Check each line of the listing below for the string "Modem", and give only how many lines hold it.

* * * *

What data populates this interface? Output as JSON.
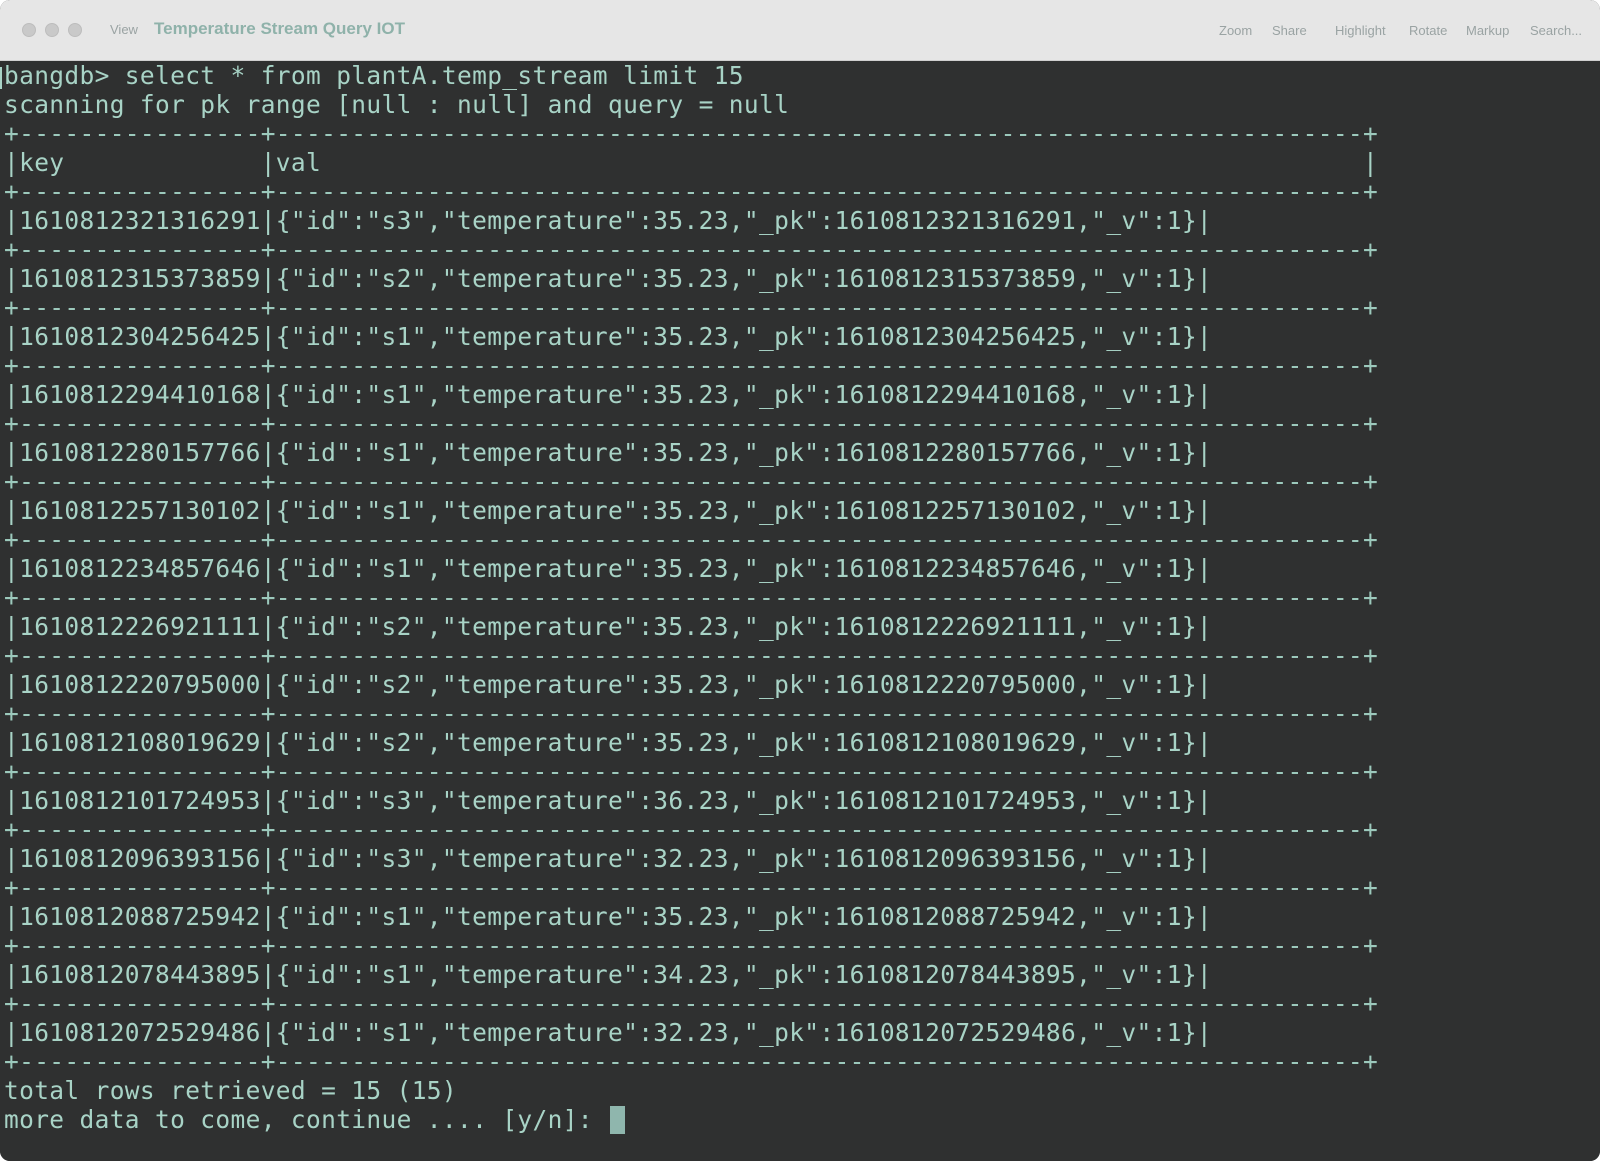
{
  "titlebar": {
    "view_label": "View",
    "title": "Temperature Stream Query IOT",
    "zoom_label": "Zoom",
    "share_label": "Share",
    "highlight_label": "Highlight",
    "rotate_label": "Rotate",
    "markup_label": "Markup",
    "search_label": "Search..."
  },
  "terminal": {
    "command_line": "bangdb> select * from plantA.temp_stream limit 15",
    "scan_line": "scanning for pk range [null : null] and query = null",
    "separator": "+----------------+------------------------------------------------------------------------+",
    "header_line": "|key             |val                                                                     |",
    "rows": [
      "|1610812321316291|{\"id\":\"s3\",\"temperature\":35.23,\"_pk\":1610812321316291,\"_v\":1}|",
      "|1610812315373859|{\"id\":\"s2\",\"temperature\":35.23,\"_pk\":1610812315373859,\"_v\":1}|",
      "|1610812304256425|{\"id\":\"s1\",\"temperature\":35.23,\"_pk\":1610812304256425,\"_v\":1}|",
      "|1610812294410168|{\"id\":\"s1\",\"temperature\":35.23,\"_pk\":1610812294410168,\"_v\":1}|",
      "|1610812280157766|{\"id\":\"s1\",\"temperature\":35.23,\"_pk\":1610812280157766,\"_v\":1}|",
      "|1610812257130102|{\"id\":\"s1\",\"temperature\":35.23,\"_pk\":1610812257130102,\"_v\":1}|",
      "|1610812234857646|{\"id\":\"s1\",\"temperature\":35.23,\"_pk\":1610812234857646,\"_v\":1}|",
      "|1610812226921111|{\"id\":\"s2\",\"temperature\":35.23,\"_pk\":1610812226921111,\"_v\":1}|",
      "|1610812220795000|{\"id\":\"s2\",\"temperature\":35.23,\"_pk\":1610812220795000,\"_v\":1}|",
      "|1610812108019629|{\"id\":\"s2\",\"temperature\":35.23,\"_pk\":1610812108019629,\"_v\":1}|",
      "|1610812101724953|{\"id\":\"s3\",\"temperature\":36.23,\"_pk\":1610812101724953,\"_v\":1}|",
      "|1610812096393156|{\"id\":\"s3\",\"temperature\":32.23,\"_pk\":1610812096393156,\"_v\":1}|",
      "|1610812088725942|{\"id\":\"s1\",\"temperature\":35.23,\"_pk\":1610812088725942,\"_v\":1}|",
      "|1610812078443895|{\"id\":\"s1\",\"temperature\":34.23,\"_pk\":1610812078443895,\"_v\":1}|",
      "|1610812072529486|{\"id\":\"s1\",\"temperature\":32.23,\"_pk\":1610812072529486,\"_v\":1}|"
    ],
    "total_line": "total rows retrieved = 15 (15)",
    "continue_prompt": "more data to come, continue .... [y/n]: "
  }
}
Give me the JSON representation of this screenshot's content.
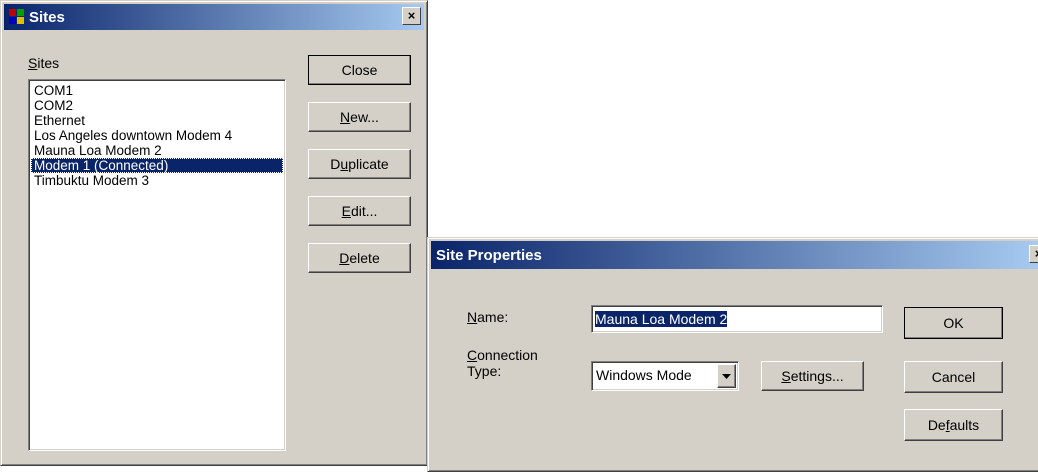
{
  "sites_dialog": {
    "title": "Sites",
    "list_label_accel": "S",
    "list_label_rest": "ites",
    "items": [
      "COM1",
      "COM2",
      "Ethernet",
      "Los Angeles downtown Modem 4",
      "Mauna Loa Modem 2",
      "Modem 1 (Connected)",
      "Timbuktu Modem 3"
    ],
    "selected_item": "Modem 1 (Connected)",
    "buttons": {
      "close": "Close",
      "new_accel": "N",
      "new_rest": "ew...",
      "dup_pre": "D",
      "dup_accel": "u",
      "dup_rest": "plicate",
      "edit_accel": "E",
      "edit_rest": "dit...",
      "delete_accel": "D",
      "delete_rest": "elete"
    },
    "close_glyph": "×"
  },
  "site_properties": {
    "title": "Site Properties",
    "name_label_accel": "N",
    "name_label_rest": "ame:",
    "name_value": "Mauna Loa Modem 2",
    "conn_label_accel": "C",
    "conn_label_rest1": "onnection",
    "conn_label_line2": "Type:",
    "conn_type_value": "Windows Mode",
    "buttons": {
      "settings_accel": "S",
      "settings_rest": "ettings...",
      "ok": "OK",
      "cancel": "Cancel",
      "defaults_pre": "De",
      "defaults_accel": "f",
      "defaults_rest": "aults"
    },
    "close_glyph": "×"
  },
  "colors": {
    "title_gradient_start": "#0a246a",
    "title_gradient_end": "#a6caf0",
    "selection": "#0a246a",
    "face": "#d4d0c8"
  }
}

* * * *

• **Result of the exercise**: 6